There is also a challenge to try to ensure that good behaviours learnt during the lockdown continue once restrictions are lifted. Through Sharing Cities, we have successfully tested ways to engage with people digitally and encourage greener choices. These can be used for a wide range of outcomes, such as encouraging the use of public transport or engaging with residents to help reduce peak electricity demand.
All of our learnings have been captured in the Digital Social Market Playbook, part of a series of resources available for boroughs and city managers who wish use this research to reduce barriers, speed up processes and ensure a more consistent approach.
As London returns to normal, more people will resume their commutes and travels into the city. The work we have done around smart and electric mobility in Greenwich can support the rise in active travel and also play an important part in maintaining London’s improved air quality.
Powering London’s green recovery

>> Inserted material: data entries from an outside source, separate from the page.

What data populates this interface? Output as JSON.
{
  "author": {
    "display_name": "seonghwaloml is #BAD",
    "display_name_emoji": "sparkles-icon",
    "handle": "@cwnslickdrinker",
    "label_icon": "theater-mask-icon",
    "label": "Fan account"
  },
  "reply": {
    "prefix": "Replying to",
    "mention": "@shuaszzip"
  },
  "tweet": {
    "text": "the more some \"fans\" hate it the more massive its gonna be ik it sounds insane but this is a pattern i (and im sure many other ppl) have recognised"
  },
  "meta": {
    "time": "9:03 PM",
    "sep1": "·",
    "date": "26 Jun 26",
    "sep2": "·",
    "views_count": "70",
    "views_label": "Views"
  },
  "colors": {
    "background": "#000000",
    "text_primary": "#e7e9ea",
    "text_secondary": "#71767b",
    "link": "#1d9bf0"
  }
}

As Londoners are encouraged to spend more time in their homes, the quality of those homes becomes more important. We have retrofitted a large public housing estate in Greenwich with the latest in energy saving technology and connectivity to make these homes more liveable and sustainable. The results have been impressive, with great satisfaction rates and 40–60% energy savings. Looking at a district level, the Sustainable Energy Management System (SEMS) developed by Sharing Cities provides intelligent algorithms that can manage energy inputs and outputs across multiple buildings, resulting in further significant energy reductions. This could provide significant benefits for large scale housing providers engaged through the Mayor’s London Power initiative.
Moving forward, we are thinking about how we can share the learning from the projects mentioned above and work with boroughs and developers in London to implement different combinations of smart technology that are right for the people who live and work in the area. This will be key to helping London to recover effectively.
To do this, we have been working with London boroughs through the London Office of Technology and Innovation to develop a framework that supports boroughs to commission Internet of Things (IoT) technology with more confidence and with more consistency.
With a focus on measurable outcomes, IoT infrastructure can be more closely aligned to achieve pan-London goals.
Stimulating the market for innovation, improving connectivity and enabling low-carbon energy solutions is at the heart of realising London’s vision for a smarter, future-proof and digitally inclusive city that benefits all Londoners.